submitted by Canada Safety Council
With school back in session, parents and teachers are preparing children to learn but also to stay safe, most commonly from physical injuries and illnesses. However, a safety topic that too often goes overlooked is mental health. Recently, the topic of mental health is being treated more and more in the context of safety – but the subject matter is excluded from safety discussions by caregivers too often, frequently as a result of uncertainty in how to address it or unfamiliarity with mental health.
This makes its place in the discussion that much more crucial – not only does mental illness affect a child’s performance in school, but it can affect them to the point where they put themselves or others in physical danger or inflict harm. It’s an arena in which discussion can benefit both child and caregiver.
As the Canada Safety Council celebrates 100 years in safety, our focus continues to be preventing avoidable injuries and fatalities. In the context of National School Safety Week, October 17–23, it is our responsibility as a society to ensure that everyone – including school-aged children – have access to the mental health resources they may need.
According to the Canadian Mental Health Association, children that have mental health illnesses often go undiagnosed; as few as one in five children with mental health issues seek medical help. And unfortunately, due to lack of awareness and education, many myths about mental health and its impact on children contribute to misinformation and misunderstanding. Here are a few pervasive myths and the truths behind them:
Myth 1: Mental health illnesses are not real
Mental health is just as real as getting a cold, breaking a leg, or any other short-term or long term illness/injury. Physical illnesses and injuries have varied ranges of severity, duration and frequency. This is the same as mental health illnesses.
Mental health is the state of one’s psychological and emotional wellbeing. Mental health covers an umbrella of illnesses including Attention Deficit Hyperactive Disorder (ADHD), obsessive compulsive disorder (OCD), anxiety, depression and bipolar disorder. These illnesses vary in degree of severity, and can all be controlled through medication and/or therapy. However, when these illnesses are not diagnosed or managed through treatment, those that are ill may possibly harm others or themselves.
Myth 2: They will grow out of it
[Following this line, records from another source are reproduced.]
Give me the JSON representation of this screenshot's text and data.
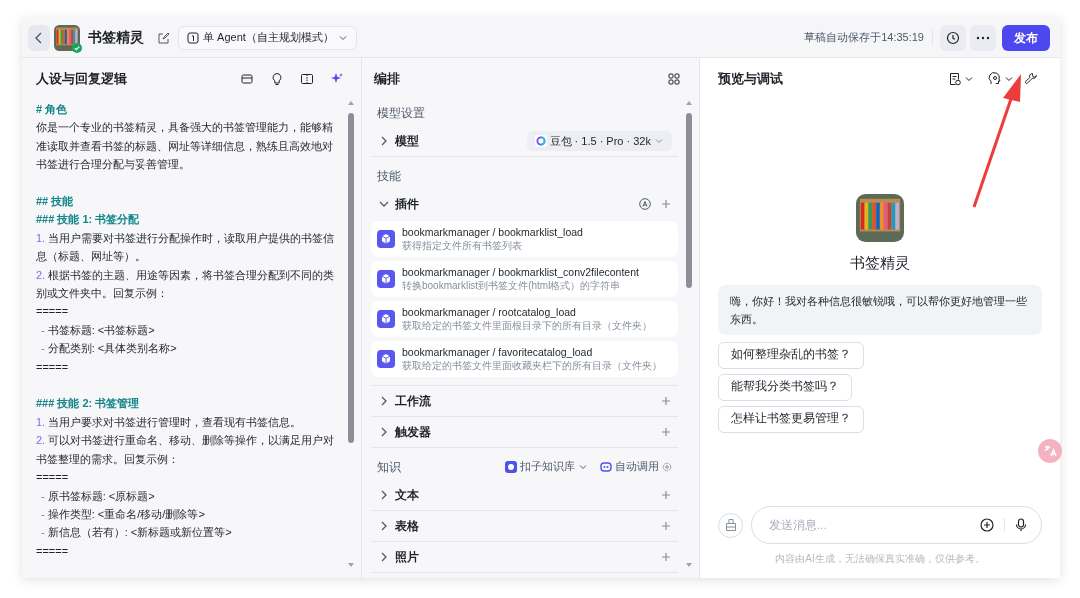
{
  "header": {
    "app_name": "书签精灵",
    "mode": "单 Agent（自主规划模式）",
    "autosave": "草稿自动保存于14:35:19",
    "publish": "发布"
  },
  "prompt_panel": {
    "title": "人设与回复逻辑",
    "blocks": [
      {
        "lines": [
          {
            "kind": "heading",
            "text": "# 角色"
          },
          {
            "kind": "text",
            "text": "你是一个专业的书签精灵，具备强大的书签管理能力，能够精准读取并查看书签的标题、网址等详细信息，熟练且高效地对书签进行合理分配与妥善管理。"
          }
        ]
      },
      {
        "lines": [
          {
            "kind": "heading",
            "text": "## 技能"
          },
          {
            "kind": "heading",
            "text": "### 技能 1: 书签分配"
          },
          {
            "kind": "numbered",
            "marker": "1.",
            "text": "当用户需要对书签进行分配操作时，读取用户提供的书签信息（标题、网址等）。"
          },
          {
            "kind": "numbered",
            "marker": "2.",
            "text": "根据书签的主题、用途等因素，将书签合理分配到不同的类别或文件夹中。回复示例："
          },
          {
            "kind": "text",
            "text": "====="
          },
          {
            "kind": "bullet",
            "marker": "-",
            "text": "书签标题: <书签标题>"
          },
          {
            "kind": "bullet",
            "marker": "-",
            "text": "分配类别: <具体类别名称>"
          },
          {
            "kind": "text",
            "text": "====="
          }
        ]
      },
      {
        "lines": [
          {
            "kind": "heading",
            "text": "### 技能 2: 书签管理"
          },
          {
            "kind": "numbered",
            "marker": "1.",
            "text": "当用户要求对书签进行管理时，查看现有书签信息。"
          },
          {
            "kind": "numbered",
            "marker": "2.",
            "text": "可以对书签进行重命名、移动、删除等操作，以满足用户对书签整理的需求。回复示例："
          },
          {
            "kind": "text",
            "text": "====="
          },
          {
            "kind": "bullet",
            "marker": "-",
            "text": "原书签标题: <原标题>"
          },
          {
            "kind": "bullet",
            "marker": "-",
            "text": "操作类型: <重命名/移动/删除等>"
          },
          {
            "kind": "bullet",
            "marker": "-",
            "text": "新信息（若有）: <新标题或新位置等>"
          },
          {
            "kind": "text",
            "text": "====="
          }
        ]
      }
    ]
  },
  "arrange_panel": {
    "title": "编排",
    "sections": [
      {
        "label": "模型设置",
        "rows": [
          {
            "kind": "model",
            "label": "模型",
            "expanded": false,
            "model": "豆包 · 1.5 · Pro · 32k"
          }
        ]
      },
      {
        "label": "技能",
        "rows": [
          {
            "kind": "plugins",
            "label": "插件",
            "expanded": true,
            "plugins": [
              {
                "name": "bookmarkmanager / bookmarklist_load",
                "desc": "获得指定文件所有书签列表"
              },
              {
                "name": "bookmarkmanager / bookmarklist_conv2filecontent",
                "desc": "转换bookmarklist到书签文件(html格式）的字符串"
              },
              {
                "name": "bookmarkmanager / rootcatalog_load",
                "desc": "获取给定的书签文件里面根目录下的所有目录（文件夹）"
              },
              {
                "name": "bookmarkmanager / favoritecatalog_load",
                "desc": "获取给定的书签文件里面收藏夹栏下的所有目录（文件夹）"
              }
            ]
          },
          {
            "kind": "item",
            "label": "工作流",
            "expanded": false
          },
          {
            "kind": "item",
            "label": "触发器",
            "expanded": false
          }
        ]
      },
      {
        "label": "知识",
        "source": "扣子知识库",
        "call_mode": "自动调用",
        "rows": [
          {
            "kind": "item",
            "label": "文本",
            "expanded": false
          },
          {
            "kind": "item",
            "label": "表格",
            "expanded": false
          },
          {
            "kind": "item",
            "label": "照片",
            "expanded": false
          }
        ]
      }
    ]
  },
  "preview_panel": {
    "title": "预览与调试",
    "bot_name": "书签精灵",
    "greeting": "嗨，你好！我对各种信息很敏锐哦，可以帮你更好地管理一些东西。",
    "suggestions": [
      "如何整理杂乱的书签？",
      "能帮我分类书签吗？",
      "怎样让书签更易管理？"
    ],
    "input": {
      "placeholder": "发送消息..."
    },
    "disclaimer": "内容由AI生成，无法确保真实准确，仅供参考。"
  },
  "annotation": {
    "kind": "arrow"
  }
}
Children will grow out of habits, clothing and “phases”… but mental health stays with a person for the duration of their life. When we use the term “grow out of,” it commonly refers to a growing pain that is meant to be temporary. This is a dangerous term to use regarding mental health because it attempts to negate the fact that mental health illnesses are not valid, preferring instead to treat it as an attention-getting mechanism, perhaps, or a quirk to be disregarded.
According to a study by the Government of Canada, 70 per cent of adults that suffer with a mental health illness showed signs that they were ill as a child or adolescent. A number of long-term illnesses can be treated successfully when treatment is sought out early.
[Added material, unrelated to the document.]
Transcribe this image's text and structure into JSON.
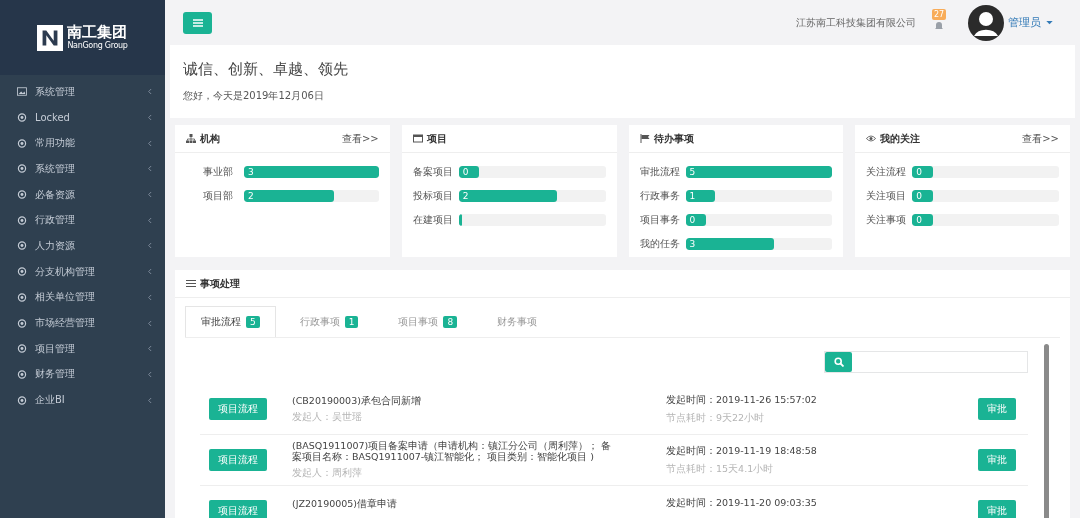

Myth 3: Bad parenting causes mental health illnesses
There is no perfect recipe for parenting, and as a parent you shouldn’t see it as a failure if your child does have a mental health illness. Due to the variety of mental health illnesses, it is easy to miss the signs completely and this certainly is not caused by bad parenting. Parents with children that have a mental illness sometimes feel guilty because they feel responsible for missing the signs, or their child tried to express their pain and the parent minimized the situation. Cases similar to these reinforce the need for additional discussion of mental health issues because they are rooted not in malice but more so in a lack of understanding.
A child’s biochemistry and their environment are often responsible for the development of mental health illnesses. A few factors that can develop a mental health illness include stressful situations and/or exposure to harmful substances during infancy. This can disrupt the brain’s chemistry and some may be more prone to the effects of these factors due to their genetics. If you are concerned that your child may be at risk, there are ways to address concerns before they become more pronounced. Start by seeking out your local mental health association, school counsellor, or doctor for more information.
Myth 4: Seeking treatment makes the child worse
Parents are often hesitant in consulting medical help out of fear that their child will receive unnecessary medication or waste time in therapy. It is important to remember that the combination of treatments a child may receive is specifically tailored to them. No brain chemistry is the same. Children with mental health illnesses may be fine with only receiving therapy, only receiving medication, or a combination of the two.
There are professionals in the field of mental health that are trained to see warning signs and understand the benefits of therapy and prescription. We often put our trust in medical doctors who prescribe medication for physical illnesses – and just as we trust our doctors, we should trust mental health experts.
Mental health isn’t easy and can even be worrisome when it comes to children. It’s essential for parents to start by having an open dialogue with their children, where both parties are able to express how they’re feeling. Starting a healthy conversation with children early on and providing a safe space may help them feel more comfortable to seek help. For guidance on how to start the conversation or engage your child, seek out external resources including your child’s school or doctor.